A cancer-fighting gene known as the “guardian of the genome” actually promotes certain tumors, according to a study by researchers at the University of California, San Diego. That means drugs that affect its activity may backfire in some cases, fueling a tumor’s growth.
The gene, called p53, makes a protein that causes abnormal cells to self-destruct before they turn malignant. Mutated forms of the gene don’t perform this function as well.
About half of cancers have a mutated p53 gene, making it the most commonly mutated gene in malignancies. As such, it has been a major target of drug development to restore normal function. But in certain instances restoring normal function could help the tumor grow. So knowing what these drugs will do to a particular cancer is vital.
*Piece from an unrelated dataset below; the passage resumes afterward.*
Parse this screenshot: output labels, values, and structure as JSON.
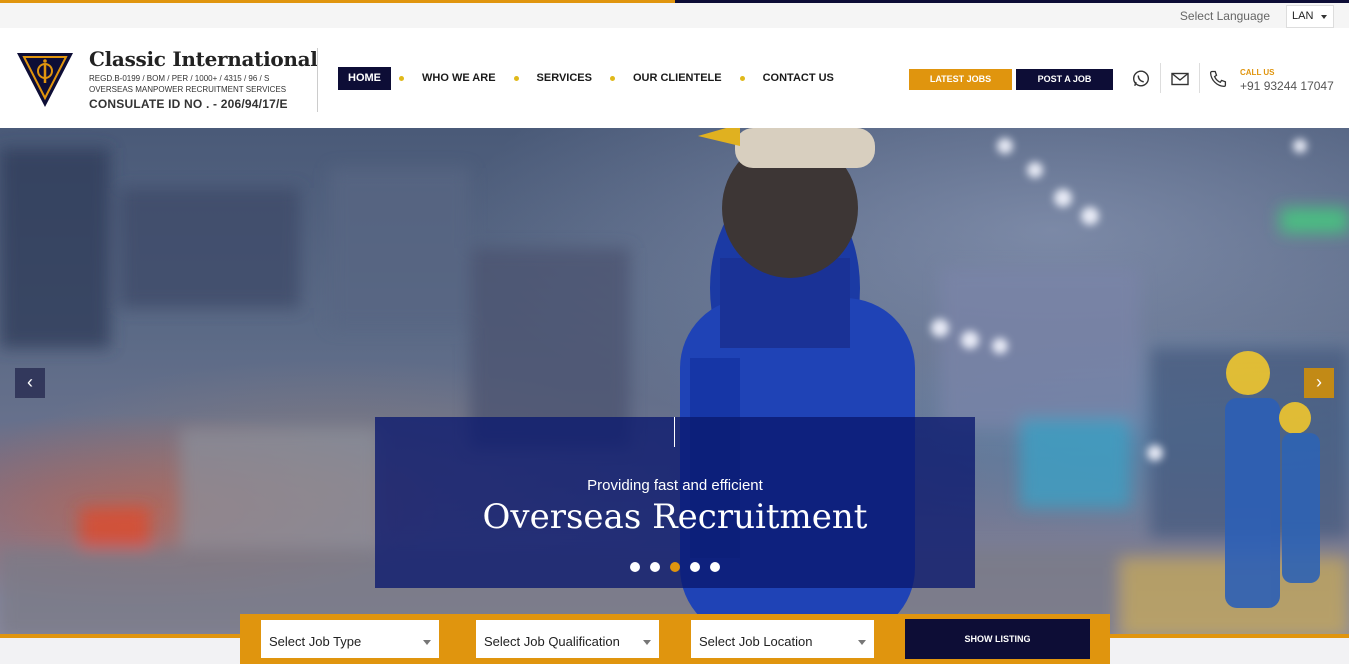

The study demonstrates a point that oncologists have been making for decades: Cancer is not one disease. What we call cancer is hundreds of genetic diseases that share certain characteristics. And as knowledge grows about the differences between cancers, the desirability of personalized treatment becomes more evident.
Researchers led by Yang Xu based their results on studies of human patients, cell samples and mouse models of cancer. The study
Cancers often occur gradually, with a series of mutations that weaken genetic defenses against abnormal growth. Their degree of aggressiveness also varies. Some cancers are rapid-growing and require immediate treatment. Other cancers are slow-growing, and may not need immediate treatment.
Slow-growing cancers can cross a threshold and begin to spread rapidly. The activity of p53, or the lack of it, helps determine if and when that threshold is reached.
Ovarian cancer is one example in which the lack of normal p53 is implicated. In some aggressive ovarian cancers, the gene is mutated nearly all the time. But the gene is much less frequently mutated in hepatocellular or liver cancers.
Xu and colleagues found that restoring p53 function in mutated liver cancer cells improves their metabolism by indirectly causing cells to switch to a process called glycolysis, which involves the heavy use of sugar as an energy source.
Normally, cells use a process that is more energy-efficient but limited by the availability of oxygen. Called oxidative phosphorylation, it takes place in mitochondria, organelles in cells that provide most of the body’s energy.
This metabolic change to glycolysis, called the Warburg effect, has been recognized for decades as a characteristic of cancer.
So in liver cancers, promoting p53 function will induce this metabolic shift, energizing the cancer.